Our halfway lunchtime stop was at Stavely, a small village with a big Fairtrade presence. We walked off the main street into a strange mix of industrial pre-fab units and adapted old stone buildings. This was no normal industrial estate! – There were art galleries and tourist shops alongside Fairtrade cafes, a Fairtrade wine shop and a Fairtrade Coffee Wholesalers.
I’d brought my marmite sandwiches even though I knew we were stopping at a café for lunch, as even Fairtrade cafes don’t always have a decent vegetarian option. WILF’S, though, ticked all the boxes, and, fuelled by a memorable veggie burger, I continued on my way with increasingly flattened sandwiches remaining firmly in my pocket!

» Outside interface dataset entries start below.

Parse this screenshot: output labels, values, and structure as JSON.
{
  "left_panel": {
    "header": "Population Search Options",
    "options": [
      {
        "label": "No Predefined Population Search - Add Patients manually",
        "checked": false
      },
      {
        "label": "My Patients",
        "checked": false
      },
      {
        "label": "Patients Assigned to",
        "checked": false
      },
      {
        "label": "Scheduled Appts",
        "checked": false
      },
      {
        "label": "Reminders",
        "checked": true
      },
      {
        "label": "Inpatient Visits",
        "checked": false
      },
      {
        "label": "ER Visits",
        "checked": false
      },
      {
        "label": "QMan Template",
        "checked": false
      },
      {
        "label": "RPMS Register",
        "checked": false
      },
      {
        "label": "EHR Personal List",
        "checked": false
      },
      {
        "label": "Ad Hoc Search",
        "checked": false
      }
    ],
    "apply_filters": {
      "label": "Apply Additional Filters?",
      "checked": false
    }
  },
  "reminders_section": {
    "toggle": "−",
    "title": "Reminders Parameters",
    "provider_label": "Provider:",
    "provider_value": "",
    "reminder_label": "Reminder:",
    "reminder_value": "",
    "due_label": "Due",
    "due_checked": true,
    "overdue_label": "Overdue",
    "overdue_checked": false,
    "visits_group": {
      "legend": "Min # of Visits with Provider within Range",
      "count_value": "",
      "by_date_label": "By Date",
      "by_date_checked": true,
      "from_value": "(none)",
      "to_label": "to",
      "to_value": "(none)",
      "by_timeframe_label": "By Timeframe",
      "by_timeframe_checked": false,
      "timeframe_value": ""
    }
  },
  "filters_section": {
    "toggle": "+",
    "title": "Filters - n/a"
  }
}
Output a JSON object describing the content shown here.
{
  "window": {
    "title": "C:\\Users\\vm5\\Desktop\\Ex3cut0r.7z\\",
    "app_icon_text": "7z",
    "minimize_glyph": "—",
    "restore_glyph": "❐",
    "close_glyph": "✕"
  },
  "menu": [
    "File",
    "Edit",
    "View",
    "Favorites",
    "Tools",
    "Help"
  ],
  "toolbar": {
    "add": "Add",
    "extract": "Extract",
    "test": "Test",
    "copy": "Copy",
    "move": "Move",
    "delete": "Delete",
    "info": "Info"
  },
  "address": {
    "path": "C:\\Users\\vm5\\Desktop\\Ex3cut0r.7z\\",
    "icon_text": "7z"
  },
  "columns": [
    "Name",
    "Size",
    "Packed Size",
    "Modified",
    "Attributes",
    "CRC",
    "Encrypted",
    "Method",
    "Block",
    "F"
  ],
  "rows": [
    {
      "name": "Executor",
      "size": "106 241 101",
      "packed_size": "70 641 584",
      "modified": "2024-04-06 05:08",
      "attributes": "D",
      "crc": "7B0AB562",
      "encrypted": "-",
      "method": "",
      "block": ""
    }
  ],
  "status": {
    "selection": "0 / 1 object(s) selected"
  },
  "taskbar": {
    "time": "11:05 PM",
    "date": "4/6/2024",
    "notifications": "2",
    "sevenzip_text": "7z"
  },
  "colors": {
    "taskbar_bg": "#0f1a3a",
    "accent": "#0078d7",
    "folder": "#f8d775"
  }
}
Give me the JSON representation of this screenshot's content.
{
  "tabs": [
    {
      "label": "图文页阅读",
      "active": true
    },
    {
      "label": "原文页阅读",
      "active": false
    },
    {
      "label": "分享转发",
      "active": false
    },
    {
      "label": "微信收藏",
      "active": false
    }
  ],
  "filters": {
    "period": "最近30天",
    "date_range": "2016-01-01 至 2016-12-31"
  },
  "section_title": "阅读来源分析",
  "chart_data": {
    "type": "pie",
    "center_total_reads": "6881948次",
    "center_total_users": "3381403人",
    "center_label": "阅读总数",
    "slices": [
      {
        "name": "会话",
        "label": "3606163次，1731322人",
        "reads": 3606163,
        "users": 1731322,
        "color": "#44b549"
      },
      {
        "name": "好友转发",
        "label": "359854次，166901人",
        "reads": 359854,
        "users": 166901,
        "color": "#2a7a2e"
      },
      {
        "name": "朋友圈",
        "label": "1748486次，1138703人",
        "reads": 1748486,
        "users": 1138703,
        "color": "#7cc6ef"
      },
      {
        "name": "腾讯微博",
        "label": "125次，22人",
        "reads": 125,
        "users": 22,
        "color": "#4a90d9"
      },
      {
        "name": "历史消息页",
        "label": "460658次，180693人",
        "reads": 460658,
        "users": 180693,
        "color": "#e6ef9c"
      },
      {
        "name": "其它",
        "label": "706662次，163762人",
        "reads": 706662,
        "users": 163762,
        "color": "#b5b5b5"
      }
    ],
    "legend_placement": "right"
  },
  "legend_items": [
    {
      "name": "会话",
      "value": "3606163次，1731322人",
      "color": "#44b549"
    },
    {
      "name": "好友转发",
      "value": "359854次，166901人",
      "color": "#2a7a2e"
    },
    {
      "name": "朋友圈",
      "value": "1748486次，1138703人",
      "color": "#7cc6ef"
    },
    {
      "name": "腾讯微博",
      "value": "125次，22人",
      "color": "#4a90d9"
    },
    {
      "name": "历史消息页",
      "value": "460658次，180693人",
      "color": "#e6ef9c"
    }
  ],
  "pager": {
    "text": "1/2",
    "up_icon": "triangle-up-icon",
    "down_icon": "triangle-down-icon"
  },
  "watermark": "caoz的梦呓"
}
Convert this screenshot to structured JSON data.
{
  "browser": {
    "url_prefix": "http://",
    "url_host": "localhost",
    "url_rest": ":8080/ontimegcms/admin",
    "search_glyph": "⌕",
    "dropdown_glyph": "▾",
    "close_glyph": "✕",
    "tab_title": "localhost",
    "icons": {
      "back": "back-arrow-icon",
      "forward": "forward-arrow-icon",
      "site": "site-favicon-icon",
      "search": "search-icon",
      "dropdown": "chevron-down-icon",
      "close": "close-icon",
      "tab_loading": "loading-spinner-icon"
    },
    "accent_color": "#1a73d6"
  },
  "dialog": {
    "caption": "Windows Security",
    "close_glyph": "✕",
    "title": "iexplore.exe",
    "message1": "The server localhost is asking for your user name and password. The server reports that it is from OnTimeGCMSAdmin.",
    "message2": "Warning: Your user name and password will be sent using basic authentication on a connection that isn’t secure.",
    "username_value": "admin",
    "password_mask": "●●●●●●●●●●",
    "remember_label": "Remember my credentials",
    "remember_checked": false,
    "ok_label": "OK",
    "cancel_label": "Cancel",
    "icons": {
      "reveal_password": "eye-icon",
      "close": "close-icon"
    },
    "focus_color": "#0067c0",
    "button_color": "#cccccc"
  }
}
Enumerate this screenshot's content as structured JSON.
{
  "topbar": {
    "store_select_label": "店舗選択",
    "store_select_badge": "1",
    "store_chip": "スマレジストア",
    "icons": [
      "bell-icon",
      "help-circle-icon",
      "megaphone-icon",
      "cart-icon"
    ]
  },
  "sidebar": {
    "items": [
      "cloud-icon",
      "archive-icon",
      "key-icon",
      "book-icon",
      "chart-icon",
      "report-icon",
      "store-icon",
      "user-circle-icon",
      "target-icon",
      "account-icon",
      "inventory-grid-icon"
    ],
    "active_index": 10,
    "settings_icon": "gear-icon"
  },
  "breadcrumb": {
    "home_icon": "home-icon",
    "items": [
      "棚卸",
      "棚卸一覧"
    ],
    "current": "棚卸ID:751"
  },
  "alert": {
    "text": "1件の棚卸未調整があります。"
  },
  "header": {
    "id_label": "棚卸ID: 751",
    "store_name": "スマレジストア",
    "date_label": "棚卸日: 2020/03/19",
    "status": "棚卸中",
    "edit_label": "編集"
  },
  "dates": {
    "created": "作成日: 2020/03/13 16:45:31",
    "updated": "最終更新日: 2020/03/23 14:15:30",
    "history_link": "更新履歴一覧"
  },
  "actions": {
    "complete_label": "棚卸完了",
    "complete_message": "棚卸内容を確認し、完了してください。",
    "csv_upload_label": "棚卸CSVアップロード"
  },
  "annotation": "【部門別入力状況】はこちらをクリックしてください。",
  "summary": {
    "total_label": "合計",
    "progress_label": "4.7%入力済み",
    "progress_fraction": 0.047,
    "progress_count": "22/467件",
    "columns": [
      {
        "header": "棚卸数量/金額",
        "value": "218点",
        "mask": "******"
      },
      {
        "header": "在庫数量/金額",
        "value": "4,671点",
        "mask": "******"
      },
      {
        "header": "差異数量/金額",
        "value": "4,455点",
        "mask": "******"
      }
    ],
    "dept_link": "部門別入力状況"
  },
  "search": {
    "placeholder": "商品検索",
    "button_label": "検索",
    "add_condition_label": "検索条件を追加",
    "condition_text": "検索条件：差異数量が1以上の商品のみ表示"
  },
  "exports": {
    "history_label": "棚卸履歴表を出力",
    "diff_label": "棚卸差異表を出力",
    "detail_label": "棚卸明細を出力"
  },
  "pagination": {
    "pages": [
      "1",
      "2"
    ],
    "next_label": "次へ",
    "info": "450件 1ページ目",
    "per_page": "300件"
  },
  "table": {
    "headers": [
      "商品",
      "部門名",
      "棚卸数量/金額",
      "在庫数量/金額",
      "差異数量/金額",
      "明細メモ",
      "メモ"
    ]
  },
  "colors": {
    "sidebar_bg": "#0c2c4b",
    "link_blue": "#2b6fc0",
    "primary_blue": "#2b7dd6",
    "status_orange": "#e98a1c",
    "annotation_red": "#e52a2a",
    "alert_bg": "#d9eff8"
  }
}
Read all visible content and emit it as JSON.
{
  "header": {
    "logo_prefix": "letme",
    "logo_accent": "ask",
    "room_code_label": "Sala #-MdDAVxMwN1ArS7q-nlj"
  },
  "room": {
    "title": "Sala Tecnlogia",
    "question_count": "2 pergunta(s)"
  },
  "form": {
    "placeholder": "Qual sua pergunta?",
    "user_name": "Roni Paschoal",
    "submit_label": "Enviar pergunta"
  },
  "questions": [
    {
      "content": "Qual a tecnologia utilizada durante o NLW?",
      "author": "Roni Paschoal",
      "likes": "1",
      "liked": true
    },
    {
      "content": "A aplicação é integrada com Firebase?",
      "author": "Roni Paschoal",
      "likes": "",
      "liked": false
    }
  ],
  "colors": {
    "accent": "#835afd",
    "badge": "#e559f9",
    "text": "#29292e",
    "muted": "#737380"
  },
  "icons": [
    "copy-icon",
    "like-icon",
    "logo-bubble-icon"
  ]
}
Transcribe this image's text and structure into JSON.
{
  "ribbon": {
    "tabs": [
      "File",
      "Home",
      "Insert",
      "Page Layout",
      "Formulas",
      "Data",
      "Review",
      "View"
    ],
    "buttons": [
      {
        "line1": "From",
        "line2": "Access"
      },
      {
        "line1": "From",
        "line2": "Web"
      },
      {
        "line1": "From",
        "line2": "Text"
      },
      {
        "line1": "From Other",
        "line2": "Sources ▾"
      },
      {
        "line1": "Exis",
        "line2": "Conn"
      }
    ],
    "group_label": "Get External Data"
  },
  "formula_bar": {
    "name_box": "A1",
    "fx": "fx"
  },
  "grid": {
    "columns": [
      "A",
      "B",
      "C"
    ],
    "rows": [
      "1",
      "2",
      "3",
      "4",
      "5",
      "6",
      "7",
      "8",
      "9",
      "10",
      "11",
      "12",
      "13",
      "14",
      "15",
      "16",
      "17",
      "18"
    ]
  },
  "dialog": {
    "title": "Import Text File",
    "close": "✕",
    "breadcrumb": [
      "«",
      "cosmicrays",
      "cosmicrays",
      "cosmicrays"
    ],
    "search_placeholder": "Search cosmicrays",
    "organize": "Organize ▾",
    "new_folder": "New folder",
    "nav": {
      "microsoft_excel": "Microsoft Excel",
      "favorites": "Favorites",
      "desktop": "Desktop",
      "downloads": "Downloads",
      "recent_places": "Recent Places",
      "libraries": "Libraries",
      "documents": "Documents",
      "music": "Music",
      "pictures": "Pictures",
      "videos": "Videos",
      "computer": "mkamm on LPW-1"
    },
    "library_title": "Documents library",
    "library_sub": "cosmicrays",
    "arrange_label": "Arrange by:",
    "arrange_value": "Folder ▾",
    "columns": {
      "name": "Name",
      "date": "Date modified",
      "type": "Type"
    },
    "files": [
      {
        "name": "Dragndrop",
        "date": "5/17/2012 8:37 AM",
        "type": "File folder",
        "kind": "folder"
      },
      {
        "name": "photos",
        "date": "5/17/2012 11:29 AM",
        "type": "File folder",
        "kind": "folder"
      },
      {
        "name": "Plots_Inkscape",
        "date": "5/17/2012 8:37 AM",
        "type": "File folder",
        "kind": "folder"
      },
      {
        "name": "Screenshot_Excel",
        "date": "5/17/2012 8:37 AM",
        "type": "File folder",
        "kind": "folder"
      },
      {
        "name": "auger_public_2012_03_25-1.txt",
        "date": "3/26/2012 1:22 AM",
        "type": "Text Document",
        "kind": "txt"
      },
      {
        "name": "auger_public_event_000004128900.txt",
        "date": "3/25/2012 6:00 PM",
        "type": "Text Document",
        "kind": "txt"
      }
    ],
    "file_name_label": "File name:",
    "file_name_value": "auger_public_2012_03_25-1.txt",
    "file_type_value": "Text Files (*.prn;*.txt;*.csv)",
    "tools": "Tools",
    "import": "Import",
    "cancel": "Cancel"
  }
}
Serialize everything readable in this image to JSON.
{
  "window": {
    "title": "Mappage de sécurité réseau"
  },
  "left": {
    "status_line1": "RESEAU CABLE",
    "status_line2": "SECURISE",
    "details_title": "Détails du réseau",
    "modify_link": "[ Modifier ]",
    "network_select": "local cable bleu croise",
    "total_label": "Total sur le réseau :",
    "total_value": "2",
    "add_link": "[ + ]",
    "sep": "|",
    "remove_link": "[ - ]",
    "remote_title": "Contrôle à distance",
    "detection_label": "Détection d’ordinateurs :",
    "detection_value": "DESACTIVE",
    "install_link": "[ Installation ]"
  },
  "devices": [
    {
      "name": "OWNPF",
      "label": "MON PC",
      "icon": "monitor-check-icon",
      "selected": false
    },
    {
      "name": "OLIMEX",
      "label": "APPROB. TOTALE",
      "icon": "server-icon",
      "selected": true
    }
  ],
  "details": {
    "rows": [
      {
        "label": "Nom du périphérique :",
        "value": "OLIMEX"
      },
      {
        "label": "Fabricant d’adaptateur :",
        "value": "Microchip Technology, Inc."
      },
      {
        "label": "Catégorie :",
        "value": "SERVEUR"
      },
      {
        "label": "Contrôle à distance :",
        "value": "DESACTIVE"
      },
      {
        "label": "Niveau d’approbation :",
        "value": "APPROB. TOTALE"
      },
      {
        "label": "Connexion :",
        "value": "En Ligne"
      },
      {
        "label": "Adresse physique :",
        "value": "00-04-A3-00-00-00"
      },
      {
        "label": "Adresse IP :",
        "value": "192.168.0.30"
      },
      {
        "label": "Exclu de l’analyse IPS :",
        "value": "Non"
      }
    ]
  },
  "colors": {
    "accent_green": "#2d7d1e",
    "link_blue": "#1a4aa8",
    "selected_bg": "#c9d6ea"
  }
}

Most of the route from Stavely to Bowness followed The Dales Way. Each time we passed the Dales Way signposts, we were thinking “It’ll be good to see signs going up marking The Fairtrade Way one day”.
As we came into Bowness we stopped for a photo at the end (or the beginning) of The Dales Way. A plaque there says “Ilkley, 81 miles”. In a few years I’ll be able to use these photos to persuade people that, not only did I walk the full 80 miles of The Fairtrade Way, but I also walked the full 81 miles of The Dales Way… and all in one day!
We carried on down through the beautiful autumn fields and into the busy tourist town of Bowness. It felt good to be in Bowness with mud on my boots for once, as I normally only go there as a “Peter Rabbit” tourist!
Our walk finished at St Martin’s Church, with the grave of a freed slave, Rasseals Bellfield.
200 years ago abolitionists campaigned on the principle that “It is simply immoral that people should be allowed to suffer in order to provide us with luxuries such as tea, coffee and sugar”.
That’s a message that still rings true for all of us walking The Fairtrade Way today… whether it’s The Fairtrade Way from Garstang to Keswick or The Fairtrade Way from your kitchen to your local shop.
For more information on The Fairtrade Way and more on the relevant lessons of the Slave Trade campaigns, go to http://www.garstangfairtrade.org.uk